LightStream lets the borrower keep the title, and are only trusting on his or her word (and credit history) that the loan agreement will be fulfilled. This was immediately attractive to me because it means I wouldn’t have to wait five years to have the GT3’s title in my hands. Even more impressive is that LightStream will match any rate you are able to secure at other banks/credit unions, effectively costing nothing to switch to them for a loan.
It has to be said that in order to quality for a LightStream loan, you must have superb credit, with a score well into the 700s, preferably 800s. People with not so good credit are too much of a liability to be given an unsecured loan at any interest rate.
Applying for loan with LightStream is fantastically simple: fives minutes filling out an online form, and within a few hours, I got an email stating my application was approved. After that it’s only another five minutes or so on the website to complete the process. Depending on the amount you’re asking to borrow, LightStream might not even ask for copies of pay-stubs and money accounts - they did not in my case.
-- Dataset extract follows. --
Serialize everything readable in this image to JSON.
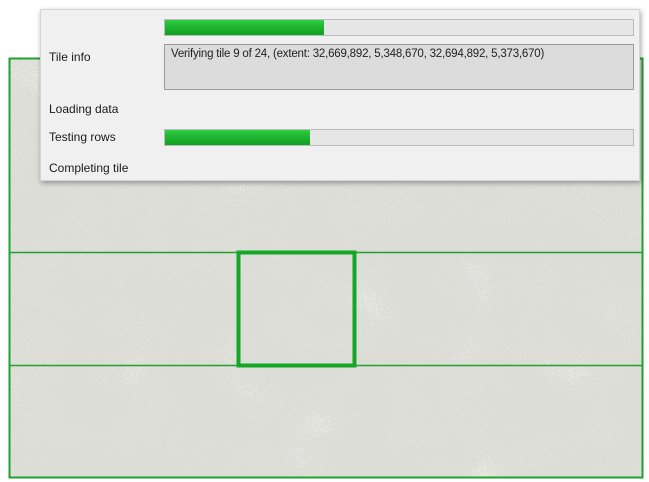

The process was ridiculously easy, and the loan amount was depositing into my checking account the very next day. With the entire potential cost of the car secure and ready, the game was on to find the suitable GT3 to buy.